The booklet listed equipment and supplies for a prolonged stay and advised readers to “be prepared to make it your home for 14 days or longer.” Four to six people in a shelter with a hand-crank air pump and a bucket for a toilet. How long do you think most of us would last?
I was old enough to remember but too young to understand the destruction and aftermath of the Flood of 1955. Back-to-back hurricanes Connie and Diane ravaged the Northeast that summer, dumping nearly two feet of rain on Northeast Pennsylvania where we lived and killing 184 people throughout the region. Some of the worst destruction happened in Connecticut.
The storms hit that August. Connie swept through with little to show except for rain. As if to blow the all-clear, the sun came out. I ventured into the backyard. Rain had turned the grass into a pond. It seemed miraculous.
Then, on August 18, came Diane, with its torrential rains and raging creeks that took a region by surprise. When the sun returned, my father packed me in the Buick for what came to be known as the disaster tour. One location remains embedded in memory: a stop by the Brodhead Creek along Stokes Mill Road just north of Stroudsburg, Pa. Climbing from the car, we viewed a great plain of mud, dried and cracked as if an earthquake had hit. Not a single tree, house, or rock. Just acres and acres of nothing.
I remember other things about that time: air-raid sirens near the Y, duck-and-cover drills in school, playground bullies and kick the can. Knowledge of the Cold War, the fear and paranoia over spies and nuclear attack, would come later.
Researching and writing about that era allowed me to explore the events and feelings of people who, at the time of the flood, were, for a child, out of reach. The result is Distant Early Warning, the story of a family—Marsh, Georgia, Penny and seven-year-old Wil—as they struggle with the perils and promise of the 1950s. The title refers to the line of radar stations strung across the Arctic Circle to detect incoming Russian bombers, but it could easily serve as a metaphor for a young boy’s discovery of the friendship of girls and the darkness that haunts his family, secrets buried deep beneath the mud.
That research also led me to discover these family photos of the aftermath of the flood, images unpublished until now.

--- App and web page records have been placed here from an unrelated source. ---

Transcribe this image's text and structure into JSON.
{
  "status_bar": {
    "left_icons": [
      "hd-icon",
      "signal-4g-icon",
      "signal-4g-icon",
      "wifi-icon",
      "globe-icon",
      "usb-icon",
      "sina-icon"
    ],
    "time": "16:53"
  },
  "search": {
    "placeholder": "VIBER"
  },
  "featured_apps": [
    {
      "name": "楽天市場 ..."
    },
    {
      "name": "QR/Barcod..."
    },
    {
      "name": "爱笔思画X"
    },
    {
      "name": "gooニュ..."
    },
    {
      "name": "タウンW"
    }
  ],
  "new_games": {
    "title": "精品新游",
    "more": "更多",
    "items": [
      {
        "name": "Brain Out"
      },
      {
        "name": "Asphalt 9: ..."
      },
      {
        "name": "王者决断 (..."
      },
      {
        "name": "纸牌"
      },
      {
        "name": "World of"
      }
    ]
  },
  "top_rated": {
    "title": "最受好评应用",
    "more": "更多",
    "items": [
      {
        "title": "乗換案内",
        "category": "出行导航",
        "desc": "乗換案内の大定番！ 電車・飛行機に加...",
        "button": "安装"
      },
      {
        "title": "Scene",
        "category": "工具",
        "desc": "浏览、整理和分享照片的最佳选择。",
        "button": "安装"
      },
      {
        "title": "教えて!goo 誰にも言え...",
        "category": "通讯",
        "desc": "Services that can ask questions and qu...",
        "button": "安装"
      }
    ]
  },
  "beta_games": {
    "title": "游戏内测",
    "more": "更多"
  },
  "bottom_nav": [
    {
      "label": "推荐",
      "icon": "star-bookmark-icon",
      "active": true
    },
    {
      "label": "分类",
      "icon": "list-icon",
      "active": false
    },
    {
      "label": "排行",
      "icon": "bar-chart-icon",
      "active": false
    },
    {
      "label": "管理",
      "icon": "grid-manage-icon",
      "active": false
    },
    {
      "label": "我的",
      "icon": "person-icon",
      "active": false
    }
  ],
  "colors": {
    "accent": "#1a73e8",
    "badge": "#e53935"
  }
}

Postscript: Thanks to members of two Facebook groups for their help in identifying the location of these photos: “I remember East Stroudsburg and Stroudsburg when . . . ” and “1955 Flood in Monroe County, PA, and environs.”
The Distant Early Warning Line was a system of 63 radar stations built across the Arctic Circle to detect Soviet bombers. Constructed by Western Electric, it extended 3,000 miles along the 69th parallel from Alaska to Baffin Island. The Arctic Institute of North America estimated it took 25,000 workers and $300 million to build the stations.

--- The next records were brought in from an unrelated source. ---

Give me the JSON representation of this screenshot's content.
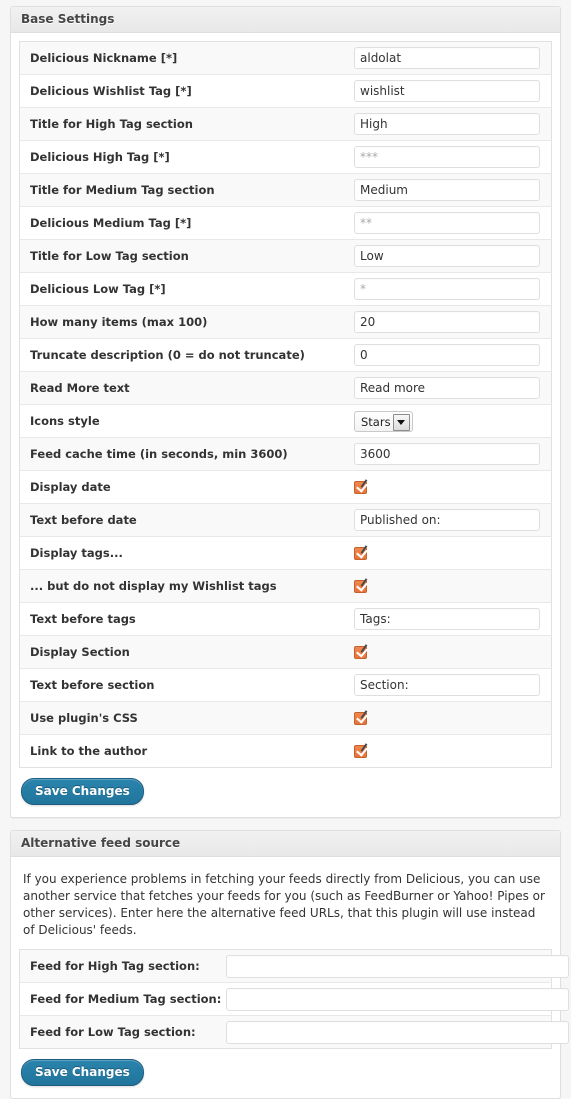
{
  "base_settings": {
    "title": "Base Settings",
    "rows": [
      {
        "label": "Delicious Nickname [*]",
        "type": "text",
        "value": "aldolat",
        "muted": false
      },
      {
        "label": "Delicious Wishlist Tag [*]",
        "type": "text",
        "value": "wishlist",
        "muted": false
      },
      {
        "label": "Title for High Tag section",
        "type": "text",
        "value": "High",
        "muted": false
      },
      {
        "label": "Delicious High Tag [*]",
        "type": "text",
        "value": "***",
        "muted": true
      },
      {
        "label": "Title for Medium Tag section",
        "type": "text",
        "value": "Medium",
        "muted": false
      },
      {
        "label": "Delicious Medium Tag [*]",
        "type": "text",
        "value": "**",
        "muted": true
      },
      {
        "label": "Title for Low Tag section",
        "type": "text",
        "value": "Low",
        "muted": false
      },
      {
        "label": "Delicious Low Tag [*]",
        "type": "text",
        "value": "*",
        "muted": true
      },
      {
        "label": "How many items (max 100)",
        "type": "text",
        "value": "20",
        "muted": false
      },
      {
        "label": "Truncate description (0 = do not truncate)",
        "type": "text",
        "value": "0",
        "muted": false
      },
      {
        "label": "Read More text",
        "type": "text",
        "value": "Read more",
        "muted": false
      },
      {
        "label": "Icons style",
        "type": "select",
        "value": "Stars"
      },
      {
        "label": "Feed cache time (in seconds, min 3600)",
        "type": "text",
        "value": "3600",
        "muted": false
      },
      {
        "label": "Display date",
        "type": "checkbox",
        "checked": true
      },
      {
        "label": "Text before date",
        "type": "text",
        "value": "Published on:",
        "muted": false
      },
      {
        "label": "Display tags...",
        "type": "checkbox",
        "checked": true
      },
      {
        "label": "... but do not display my Wishlist tags",
        "type": "checkbox",
        "checked": true
      },
      {
        "label": "Text before tags",
        "type": "text",
        "value": "Tags:",
        "muted": false
      },
      {
        "label": "Display Section",
        "type": "checkbox",
        "checked": true
      },
      {
        "label": "Text before section",
        "type": "text",
        "value": "Section:",
        "muted": false
      },
      {
        "label": "Use plugin's CSS",
        "type": "checkbox",
        "checked": true
      },
      {
        "label": "Link to the author",
        "type": "checkbox",
        "checked": true
      }
    ],
    "save_label": "Save Changes"
  },
  "alternative_feed": {
    "title": "Alternative feed source",
    "description": "If you experience problems in fetching your feeds directly from Delicious, you can use another service that fetches your feeds for you (such as FeedBurner or Yahoo! Pipes or other services). Enter here the alternative feed URLs, that this plugin will use instead of Delicious' feeds.",
    "rows": [
      {
        "label": "Feed for High Tag section:",
        "value": ""
      },
      {
        "label": "Feed for Medium Tag section:",
        "value": ""
      },
      {
        "label": "Feed for Low Tag section:",
        "value": ""
      }
    ],
    "save_label": "Save Changes"
  },
  "icons": {
    "select_arrow": "chevron-down-icon",
    "checkbox_check": "check-icon"
  },
  "colors": {
    "accent_button": "#21759b",
    "checkbox_fill": "#e8743d",
    "panel_header_bg": "#e8e8e8",
    "page_bg": "#f6f6f6"
  },
  "select_options": {
    "icons_style": [
      "Stars"
    ]
  }
}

The U.S Air Force took operational control of the DEW Line on July 31, 1957, two months before the Soviet Union launched earth’s first man-made satellite, Sputnik.

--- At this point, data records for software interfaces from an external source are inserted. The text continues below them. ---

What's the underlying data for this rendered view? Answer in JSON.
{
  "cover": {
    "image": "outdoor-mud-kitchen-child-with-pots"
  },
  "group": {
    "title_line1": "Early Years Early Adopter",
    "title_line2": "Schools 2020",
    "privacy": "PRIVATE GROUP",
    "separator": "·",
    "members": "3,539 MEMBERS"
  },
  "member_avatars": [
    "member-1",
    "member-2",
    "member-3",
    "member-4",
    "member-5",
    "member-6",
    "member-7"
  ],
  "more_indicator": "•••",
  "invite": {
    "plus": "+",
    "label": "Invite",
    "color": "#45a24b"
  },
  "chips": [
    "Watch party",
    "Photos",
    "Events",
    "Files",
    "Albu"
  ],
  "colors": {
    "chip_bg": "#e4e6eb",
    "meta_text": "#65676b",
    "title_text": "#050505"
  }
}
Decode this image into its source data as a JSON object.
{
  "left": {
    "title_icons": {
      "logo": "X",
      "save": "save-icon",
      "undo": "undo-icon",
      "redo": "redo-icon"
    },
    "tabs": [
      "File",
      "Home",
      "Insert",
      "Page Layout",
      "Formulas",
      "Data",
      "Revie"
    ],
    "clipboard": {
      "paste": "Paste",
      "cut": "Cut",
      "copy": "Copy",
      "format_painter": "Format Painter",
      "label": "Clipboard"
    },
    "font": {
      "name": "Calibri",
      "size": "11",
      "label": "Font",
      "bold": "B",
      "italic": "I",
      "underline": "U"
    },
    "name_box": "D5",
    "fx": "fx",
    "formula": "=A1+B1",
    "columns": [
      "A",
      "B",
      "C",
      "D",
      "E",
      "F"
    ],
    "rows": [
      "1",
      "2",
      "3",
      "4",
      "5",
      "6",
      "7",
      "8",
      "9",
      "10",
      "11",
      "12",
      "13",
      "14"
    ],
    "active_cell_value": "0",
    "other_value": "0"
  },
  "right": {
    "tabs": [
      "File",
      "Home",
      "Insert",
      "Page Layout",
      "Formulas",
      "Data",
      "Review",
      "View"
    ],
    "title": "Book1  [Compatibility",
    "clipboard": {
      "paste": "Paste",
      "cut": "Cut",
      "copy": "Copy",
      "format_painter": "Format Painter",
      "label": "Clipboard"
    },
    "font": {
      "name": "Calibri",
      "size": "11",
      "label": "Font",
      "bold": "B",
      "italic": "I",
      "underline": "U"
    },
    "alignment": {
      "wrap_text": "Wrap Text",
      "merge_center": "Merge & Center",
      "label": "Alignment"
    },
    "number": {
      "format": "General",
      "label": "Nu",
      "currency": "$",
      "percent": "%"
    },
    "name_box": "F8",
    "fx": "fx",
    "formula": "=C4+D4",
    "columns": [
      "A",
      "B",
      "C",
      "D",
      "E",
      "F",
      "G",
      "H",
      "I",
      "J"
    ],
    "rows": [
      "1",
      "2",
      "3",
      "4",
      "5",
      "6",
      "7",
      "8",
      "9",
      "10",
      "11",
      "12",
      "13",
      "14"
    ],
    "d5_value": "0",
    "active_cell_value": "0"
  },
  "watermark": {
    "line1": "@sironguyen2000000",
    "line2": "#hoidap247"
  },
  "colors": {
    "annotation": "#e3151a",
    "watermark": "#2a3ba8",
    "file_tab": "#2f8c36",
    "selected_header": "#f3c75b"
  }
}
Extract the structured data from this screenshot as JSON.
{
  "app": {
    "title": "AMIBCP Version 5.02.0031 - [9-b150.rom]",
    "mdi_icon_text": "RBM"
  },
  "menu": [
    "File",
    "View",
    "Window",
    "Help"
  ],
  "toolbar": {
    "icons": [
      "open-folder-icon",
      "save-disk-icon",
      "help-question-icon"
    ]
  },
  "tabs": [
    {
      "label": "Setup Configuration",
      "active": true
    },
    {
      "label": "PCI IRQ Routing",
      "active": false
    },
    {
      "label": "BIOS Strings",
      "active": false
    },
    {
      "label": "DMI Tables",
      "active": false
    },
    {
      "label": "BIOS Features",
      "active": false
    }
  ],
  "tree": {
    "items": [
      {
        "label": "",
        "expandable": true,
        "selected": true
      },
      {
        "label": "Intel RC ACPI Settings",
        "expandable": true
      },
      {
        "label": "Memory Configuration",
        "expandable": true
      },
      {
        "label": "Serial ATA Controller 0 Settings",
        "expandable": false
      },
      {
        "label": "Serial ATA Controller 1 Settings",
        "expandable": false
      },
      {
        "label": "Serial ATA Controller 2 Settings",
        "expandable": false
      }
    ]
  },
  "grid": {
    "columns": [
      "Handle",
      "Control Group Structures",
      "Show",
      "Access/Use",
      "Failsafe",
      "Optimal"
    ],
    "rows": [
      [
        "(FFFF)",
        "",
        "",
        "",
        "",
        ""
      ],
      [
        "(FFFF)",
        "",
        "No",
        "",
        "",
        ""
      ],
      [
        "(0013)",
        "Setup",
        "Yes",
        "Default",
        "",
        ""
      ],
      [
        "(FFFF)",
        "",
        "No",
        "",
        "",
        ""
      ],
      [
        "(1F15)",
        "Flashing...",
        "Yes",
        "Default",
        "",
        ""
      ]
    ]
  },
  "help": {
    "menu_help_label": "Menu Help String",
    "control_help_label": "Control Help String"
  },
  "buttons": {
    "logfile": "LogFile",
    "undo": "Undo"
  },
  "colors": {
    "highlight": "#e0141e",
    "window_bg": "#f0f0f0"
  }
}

This magazine ad appeared shortly after completion of the system.
One of the most fascinating aspects of Cold War spy craft is the most innocuous-sounding: numbers stations. They broadcast seemingly random strings of numbers or letters over shortwave frequencies. The broadcasts are received by agents embedded in other countries. Because the signals are one-way, spies are able to hear and decode the messages without fear of radio-tracking.
Originating during World War I, numbers stations proliferated during the Cold War, that period of tension between eastern and western powers from 1947 through 1991.
In the novel Distant Early Warning, Wil and Glenn Andersen believe these broadcasts are aimed at a spy operating in their neighborhood.